Component data from apps and pages:

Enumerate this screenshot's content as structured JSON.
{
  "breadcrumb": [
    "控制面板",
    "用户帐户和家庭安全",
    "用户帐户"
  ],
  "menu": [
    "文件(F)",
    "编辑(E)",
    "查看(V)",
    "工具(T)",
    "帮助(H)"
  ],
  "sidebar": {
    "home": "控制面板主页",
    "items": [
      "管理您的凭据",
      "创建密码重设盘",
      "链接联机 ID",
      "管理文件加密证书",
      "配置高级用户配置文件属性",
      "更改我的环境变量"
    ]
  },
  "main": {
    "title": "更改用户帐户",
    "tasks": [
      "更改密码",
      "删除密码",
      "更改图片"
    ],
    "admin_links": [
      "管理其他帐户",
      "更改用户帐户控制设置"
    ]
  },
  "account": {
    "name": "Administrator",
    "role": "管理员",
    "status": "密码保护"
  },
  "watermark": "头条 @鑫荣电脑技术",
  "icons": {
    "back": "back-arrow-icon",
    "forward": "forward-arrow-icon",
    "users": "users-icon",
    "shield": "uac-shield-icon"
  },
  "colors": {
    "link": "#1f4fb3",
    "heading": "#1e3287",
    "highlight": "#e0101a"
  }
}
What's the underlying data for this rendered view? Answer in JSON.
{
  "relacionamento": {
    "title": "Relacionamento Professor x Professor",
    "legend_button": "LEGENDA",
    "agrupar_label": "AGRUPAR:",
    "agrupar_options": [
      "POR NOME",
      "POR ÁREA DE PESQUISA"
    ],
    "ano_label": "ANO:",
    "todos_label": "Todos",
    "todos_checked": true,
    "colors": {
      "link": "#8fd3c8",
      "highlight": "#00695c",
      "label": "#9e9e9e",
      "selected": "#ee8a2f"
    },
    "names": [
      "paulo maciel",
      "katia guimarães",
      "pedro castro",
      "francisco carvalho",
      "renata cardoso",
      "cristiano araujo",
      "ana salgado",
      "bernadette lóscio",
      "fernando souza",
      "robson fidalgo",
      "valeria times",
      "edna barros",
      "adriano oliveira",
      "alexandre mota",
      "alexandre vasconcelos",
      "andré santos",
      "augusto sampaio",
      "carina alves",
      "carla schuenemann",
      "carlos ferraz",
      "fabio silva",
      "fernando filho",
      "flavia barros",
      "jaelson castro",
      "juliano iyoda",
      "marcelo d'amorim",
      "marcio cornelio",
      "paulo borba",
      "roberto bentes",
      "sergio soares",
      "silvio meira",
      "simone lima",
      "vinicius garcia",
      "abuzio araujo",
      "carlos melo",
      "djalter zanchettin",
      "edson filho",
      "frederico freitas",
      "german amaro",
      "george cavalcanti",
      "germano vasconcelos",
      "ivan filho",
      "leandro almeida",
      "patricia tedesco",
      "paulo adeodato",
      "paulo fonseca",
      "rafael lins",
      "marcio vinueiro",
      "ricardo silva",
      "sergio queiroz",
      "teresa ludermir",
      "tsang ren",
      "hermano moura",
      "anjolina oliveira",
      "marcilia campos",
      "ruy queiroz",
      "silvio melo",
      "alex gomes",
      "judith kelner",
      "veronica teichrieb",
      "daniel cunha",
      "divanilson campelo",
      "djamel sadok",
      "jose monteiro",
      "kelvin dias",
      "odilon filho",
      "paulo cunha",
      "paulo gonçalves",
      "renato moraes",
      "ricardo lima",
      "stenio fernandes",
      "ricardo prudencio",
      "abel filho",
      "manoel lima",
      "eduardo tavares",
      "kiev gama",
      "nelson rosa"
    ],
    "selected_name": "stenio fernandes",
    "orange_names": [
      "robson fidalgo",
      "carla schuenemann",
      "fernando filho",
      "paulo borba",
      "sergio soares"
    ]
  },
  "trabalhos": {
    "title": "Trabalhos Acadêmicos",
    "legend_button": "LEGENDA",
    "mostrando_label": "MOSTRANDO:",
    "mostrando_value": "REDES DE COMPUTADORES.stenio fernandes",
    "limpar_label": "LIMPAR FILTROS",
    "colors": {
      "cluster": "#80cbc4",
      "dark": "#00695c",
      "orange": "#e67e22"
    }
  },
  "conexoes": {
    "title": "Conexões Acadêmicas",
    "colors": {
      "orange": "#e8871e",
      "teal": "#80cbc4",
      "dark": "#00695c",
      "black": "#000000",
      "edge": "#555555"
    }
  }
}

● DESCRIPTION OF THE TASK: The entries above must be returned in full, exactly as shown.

● TASK RESULT:
Enumerate this screenshot's content as structured JSON.
{
  "breadcrumb": [
    "控制面板",
    "用户帐户和家庭安全",
    "用户帐户"
  ],
  "menu": [
    "文件(F)",
    "编辑(E)",
    "查看(V)",
    "工具(T)",
    "帮助(H)"
  ],
  "sidebar": {
    "home": "控制面板主页",
    "items": [
      "管理您的凭据",
      "创建密码重设盘",
      "链接联机 ID",
      "管理文件加密证书",
      "配置高级用户配置文件属性",
      "更改我的环境变量"
    ]
  },
  "main": {
    "title": "更改用户帐户",
    "tasks": [
      "更改密码",
      "删除密码",
      "更改图片"
    ],
    "admin_links": [
      "管理其他帐户",
      "更改用户帐户控制设置"
    ]
  },
  "account": {
    "name": "Administrator",
    "role": "管理员",
    "status": "密码保护"
  },
  "watermark": "头条 @鑫荣电脑技术",
  "icons": {
    "back": "back-arrow-icon",
    "forward": "forward-arrow-icon",
    "users": "users-icon",
    "shield": "uac-shield-icon"
  },
  "colors": {
    "link": "#1f4fb3",
    "heading": "#1e3287",
    "highlight": "#e0101a"
  }
}
What's the underlying data for this rendered view? Answer in JSON.
{
  "relacionamento": {
    "title": "Relacionamento Professor x Professor",
    "legend_button": "LEGENDA",
    "agrupar_label": "AGRUPAR:",
    "agrupar_options": [
      "POR NOME",
      "POR ÁREA DE PESQUISA"
    ],
    "ano_label": "ANO:",
    "todos_label": "Todos",
    "todos_checked": true,
    "colors": {
      "link": "#8fd3c8",
      "highlight": "#00695c",
      "label": "#9e9e9e",
      "selected": "#ee8a2f"
    },
    "names": [
      "paulo maciel",
      "katia guimarães",
      "pedro castro",
      "francisco carvalho",
      "renata cardoso",
      "cristiano araujo",
      "ana salgado",
      "bernadette lóscio",
      "fernando souza",
      "robson fidalgo",
      "valeria times",
      "edna barros",
      "adriano oliveira",
      "alexandre mota",
      "alexandre vasconcelos",
      "andré santos",
      "augusto sampaio",
      "carina alves",
      "carla schuenemann",
      "carlos ferraz",
      "fabio silva",
      "fernando filho",
      "flavia barros",
      "jaelson castro",
      "juliano iyoda",
      "marcelo d'amorim",
      "marcio cornelio",
      "paulo borba",
      "roberto bentes",
      "sergio soares",
      "silvio meira",
      "simone lima",
      "vinicius garcia",
      "abuzio araujo",
      "carlos melo",
      "djalter zanchettin",
      "edson filho",
      "frederico freitas",
      "german amaro",
      "george cavalcanti",
      "germano vasconcelos",
      "ivan filho",
      "leandro almeida",
      "patricia tedesco",
      "paulo adeodato",
      "paulo fonseca",
      "rafael lins",
      "marcio vinueiro",
      "ricardo silva",
      "sergio queiroz",
      "teresa ludermir",
      "tsang ren",
      "hermano moura",
      "anjolina oliveira",
      "marcilia campos",
      "ruy queiroz",
      "silvio melo",
      "alex gomes",
      "judith kelner",
      "veronica teichrieb",
      "daniel cunha",
      "divanilson campelo",
      "djamel sadok",
      "jose monteiro",
      "kelvin dias",
      "odilon filho",
      "paulo cunha",
      "paulo gonçalves",
      "renato moraes",
      "ricardo lima",
      "stenio fernandes",
      "ricardo prudencio",
      "abel filho",
      "manoel lima",
      "eduardo tavares",
      "kiev gama",
      "nelson rosa"
    ],
    "selected_name": "stenio fernandes",
    "orange_names": [
      "robson fidalgo",
      "carla schuenemann",
      "fernando filho",
      "paulo borba",
      "sergio soares"
    ]
  },
  "trabalhos": {
    "title": "Trabalhos Acadêmicos",
    "legend_button": "LEGENDA",
    "mostrando_label": "MOSTRANDO:",
    "mostrando_value": "REDES DE COMPUTADORES.stenio fernandes",
    "limpar_label": "LIMPAR FILTROS",
    "colors": {
      "cluster": "#80cbc4",
      "dark": "#00695c",
      "orange": "#e67e22"
    }
  },
  "conexoes": {
    "title": "Conexões Acadêmicas",
    "colors": {
      "orange": "#e8871e",
      "teal": "#80cbc4",
      "dark": "#00695c",
      "black": "#000000",
      "edge": "#555555"
    }
  }
}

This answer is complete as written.